Copy each line of the records that holds the string "Cliente".

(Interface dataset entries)
▼
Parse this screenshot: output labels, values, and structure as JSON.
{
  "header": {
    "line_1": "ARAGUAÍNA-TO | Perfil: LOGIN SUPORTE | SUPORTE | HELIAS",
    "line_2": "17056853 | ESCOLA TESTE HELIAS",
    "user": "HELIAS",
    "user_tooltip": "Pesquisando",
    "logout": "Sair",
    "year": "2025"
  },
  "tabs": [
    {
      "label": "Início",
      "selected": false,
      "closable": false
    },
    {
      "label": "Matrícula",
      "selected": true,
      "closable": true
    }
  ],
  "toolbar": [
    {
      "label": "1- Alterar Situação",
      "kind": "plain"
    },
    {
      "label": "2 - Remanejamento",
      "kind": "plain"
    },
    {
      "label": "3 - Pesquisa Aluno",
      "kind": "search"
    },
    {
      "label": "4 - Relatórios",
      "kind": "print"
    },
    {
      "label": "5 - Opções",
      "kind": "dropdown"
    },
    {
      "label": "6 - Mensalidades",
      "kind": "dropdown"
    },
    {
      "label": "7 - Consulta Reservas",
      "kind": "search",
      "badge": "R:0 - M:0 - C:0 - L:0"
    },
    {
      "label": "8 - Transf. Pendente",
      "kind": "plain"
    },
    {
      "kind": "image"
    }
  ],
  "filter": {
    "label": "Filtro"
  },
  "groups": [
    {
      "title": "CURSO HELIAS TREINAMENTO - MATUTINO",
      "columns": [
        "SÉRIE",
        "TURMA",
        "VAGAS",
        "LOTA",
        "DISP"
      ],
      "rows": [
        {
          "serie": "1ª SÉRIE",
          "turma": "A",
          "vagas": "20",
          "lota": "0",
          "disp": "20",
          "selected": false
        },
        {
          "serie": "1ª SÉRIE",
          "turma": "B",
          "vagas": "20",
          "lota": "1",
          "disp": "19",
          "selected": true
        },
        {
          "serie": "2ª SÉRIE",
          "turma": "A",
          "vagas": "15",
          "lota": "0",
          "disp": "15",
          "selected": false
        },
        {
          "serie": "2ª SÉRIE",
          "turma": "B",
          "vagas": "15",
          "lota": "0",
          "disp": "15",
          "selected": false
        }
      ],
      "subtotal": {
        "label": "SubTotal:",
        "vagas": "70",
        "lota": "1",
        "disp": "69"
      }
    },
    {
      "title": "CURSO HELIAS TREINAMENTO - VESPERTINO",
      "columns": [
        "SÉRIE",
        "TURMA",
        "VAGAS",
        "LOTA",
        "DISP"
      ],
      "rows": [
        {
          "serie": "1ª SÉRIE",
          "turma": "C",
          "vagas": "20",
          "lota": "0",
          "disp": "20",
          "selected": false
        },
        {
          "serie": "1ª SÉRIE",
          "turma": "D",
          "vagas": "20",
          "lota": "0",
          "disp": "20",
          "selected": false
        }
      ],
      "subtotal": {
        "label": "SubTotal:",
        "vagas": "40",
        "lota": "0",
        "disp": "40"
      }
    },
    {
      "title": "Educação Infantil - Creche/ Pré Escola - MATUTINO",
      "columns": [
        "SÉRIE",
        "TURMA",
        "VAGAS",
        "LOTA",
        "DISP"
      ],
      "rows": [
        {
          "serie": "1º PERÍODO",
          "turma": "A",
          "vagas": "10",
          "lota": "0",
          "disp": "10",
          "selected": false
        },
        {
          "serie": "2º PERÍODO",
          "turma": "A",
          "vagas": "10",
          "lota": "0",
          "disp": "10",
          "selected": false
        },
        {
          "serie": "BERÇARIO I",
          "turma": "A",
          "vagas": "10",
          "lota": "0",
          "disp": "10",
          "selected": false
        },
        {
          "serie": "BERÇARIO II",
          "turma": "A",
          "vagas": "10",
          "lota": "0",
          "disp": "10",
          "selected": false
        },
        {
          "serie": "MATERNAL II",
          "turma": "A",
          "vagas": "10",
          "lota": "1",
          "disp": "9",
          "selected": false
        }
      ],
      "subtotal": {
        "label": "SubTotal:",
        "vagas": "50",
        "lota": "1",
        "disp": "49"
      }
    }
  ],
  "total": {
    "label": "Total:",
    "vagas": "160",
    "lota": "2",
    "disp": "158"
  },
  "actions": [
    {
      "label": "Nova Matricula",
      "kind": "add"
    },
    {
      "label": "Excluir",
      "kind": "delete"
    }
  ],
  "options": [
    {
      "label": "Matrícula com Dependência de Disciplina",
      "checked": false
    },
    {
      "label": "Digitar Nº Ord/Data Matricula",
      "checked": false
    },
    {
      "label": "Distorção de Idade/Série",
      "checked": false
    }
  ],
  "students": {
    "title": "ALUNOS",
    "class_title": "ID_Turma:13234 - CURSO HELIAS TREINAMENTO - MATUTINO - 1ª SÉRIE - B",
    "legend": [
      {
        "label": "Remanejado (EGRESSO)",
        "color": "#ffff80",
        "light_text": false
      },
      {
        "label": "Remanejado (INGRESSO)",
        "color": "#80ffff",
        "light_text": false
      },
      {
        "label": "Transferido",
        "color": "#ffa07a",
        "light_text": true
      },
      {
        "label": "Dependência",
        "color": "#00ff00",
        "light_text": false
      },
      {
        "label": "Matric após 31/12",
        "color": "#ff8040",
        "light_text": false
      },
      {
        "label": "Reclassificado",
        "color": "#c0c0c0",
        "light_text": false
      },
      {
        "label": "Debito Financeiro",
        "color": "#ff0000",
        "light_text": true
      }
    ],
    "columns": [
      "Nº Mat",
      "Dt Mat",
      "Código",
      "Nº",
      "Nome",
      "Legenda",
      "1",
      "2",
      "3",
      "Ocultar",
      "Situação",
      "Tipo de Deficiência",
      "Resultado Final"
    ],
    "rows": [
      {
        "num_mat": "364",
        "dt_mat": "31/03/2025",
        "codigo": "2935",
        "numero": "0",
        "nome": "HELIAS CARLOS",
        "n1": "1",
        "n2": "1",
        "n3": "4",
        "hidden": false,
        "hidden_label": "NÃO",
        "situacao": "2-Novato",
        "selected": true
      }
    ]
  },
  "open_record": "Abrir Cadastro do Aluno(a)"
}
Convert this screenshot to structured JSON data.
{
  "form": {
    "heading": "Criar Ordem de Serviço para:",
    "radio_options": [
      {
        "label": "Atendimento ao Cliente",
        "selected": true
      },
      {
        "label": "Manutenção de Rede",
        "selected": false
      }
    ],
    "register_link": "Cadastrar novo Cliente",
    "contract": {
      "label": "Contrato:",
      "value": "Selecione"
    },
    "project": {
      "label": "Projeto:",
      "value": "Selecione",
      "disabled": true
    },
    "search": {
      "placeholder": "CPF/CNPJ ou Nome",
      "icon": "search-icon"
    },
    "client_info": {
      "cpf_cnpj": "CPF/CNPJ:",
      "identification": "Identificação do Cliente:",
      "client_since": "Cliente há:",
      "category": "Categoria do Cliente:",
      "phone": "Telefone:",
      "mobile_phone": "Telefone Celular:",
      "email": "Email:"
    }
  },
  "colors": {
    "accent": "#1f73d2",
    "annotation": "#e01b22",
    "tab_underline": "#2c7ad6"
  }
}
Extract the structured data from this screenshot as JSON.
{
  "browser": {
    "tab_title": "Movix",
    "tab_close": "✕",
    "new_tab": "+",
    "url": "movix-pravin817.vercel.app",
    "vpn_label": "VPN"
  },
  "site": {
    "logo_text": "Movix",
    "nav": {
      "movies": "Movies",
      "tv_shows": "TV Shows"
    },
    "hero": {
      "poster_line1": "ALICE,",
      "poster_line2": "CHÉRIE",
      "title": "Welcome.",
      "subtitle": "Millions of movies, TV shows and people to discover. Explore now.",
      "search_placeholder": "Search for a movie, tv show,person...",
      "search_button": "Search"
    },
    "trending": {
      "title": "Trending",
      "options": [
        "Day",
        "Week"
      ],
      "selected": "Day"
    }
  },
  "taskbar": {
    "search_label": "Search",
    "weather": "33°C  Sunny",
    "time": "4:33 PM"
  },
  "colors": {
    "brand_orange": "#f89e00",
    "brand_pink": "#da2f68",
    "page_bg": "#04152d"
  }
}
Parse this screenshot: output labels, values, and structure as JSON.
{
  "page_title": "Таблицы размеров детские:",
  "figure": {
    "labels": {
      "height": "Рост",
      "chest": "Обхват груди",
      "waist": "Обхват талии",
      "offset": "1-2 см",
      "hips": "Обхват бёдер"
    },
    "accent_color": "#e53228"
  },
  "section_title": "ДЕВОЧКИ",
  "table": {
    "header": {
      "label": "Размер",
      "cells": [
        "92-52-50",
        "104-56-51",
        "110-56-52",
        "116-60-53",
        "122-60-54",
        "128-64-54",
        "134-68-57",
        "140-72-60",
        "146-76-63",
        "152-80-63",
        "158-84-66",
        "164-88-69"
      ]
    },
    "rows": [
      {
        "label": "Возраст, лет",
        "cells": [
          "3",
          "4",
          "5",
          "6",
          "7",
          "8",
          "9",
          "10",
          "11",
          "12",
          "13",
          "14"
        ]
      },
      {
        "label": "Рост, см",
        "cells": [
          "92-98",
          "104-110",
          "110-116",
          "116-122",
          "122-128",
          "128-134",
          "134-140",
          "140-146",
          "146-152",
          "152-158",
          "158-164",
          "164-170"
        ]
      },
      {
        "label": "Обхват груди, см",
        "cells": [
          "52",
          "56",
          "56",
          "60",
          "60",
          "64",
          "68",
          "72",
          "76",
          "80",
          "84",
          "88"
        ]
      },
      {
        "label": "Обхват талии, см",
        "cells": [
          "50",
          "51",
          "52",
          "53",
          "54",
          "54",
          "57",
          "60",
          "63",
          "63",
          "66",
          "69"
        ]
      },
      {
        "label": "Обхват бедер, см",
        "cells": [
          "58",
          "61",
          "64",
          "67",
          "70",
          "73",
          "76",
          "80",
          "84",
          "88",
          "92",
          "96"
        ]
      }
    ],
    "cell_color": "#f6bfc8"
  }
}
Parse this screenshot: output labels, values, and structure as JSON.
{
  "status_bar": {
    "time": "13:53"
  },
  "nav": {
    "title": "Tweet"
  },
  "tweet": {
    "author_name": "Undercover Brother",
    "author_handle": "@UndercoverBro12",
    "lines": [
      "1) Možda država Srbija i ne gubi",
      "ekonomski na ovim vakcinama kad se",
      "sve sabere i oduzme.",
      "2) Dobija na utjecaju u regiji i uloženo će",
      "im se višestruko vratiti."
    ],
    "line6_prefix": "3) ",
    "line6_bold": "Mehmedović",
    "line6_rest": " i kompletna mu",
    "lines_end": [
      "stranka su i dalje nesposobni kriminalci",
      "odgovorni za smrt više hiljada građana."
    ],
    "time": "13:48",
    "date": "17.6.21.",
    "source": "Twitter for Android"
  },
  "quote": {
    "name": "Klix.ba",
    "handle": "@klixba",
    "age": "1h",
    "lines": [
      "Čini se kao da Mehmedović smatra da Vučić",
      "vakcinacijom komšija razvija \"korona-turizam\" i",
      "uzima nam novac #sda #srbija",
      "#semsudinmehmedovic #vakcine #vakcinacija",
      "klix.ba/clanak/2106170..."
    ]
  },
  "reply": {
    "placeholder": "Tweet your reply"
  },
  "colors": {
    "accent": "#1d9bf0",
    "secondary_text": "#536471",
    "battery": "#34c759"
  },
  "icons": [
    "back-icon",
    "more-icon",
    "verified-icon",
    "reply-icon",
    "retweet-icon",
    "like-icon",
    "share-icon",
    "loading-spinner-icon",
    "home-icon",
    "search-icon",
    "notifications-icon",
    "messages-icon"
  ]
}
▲
--- Task output ---
        "label": "Atendimento ao Cliente",
    "register_link": "Cadastrar novo Cliente",
      "identification": "Identificação do Cliente:",
      "client_since": "Cliente há:",
      "category": "Categoria do Cliente:",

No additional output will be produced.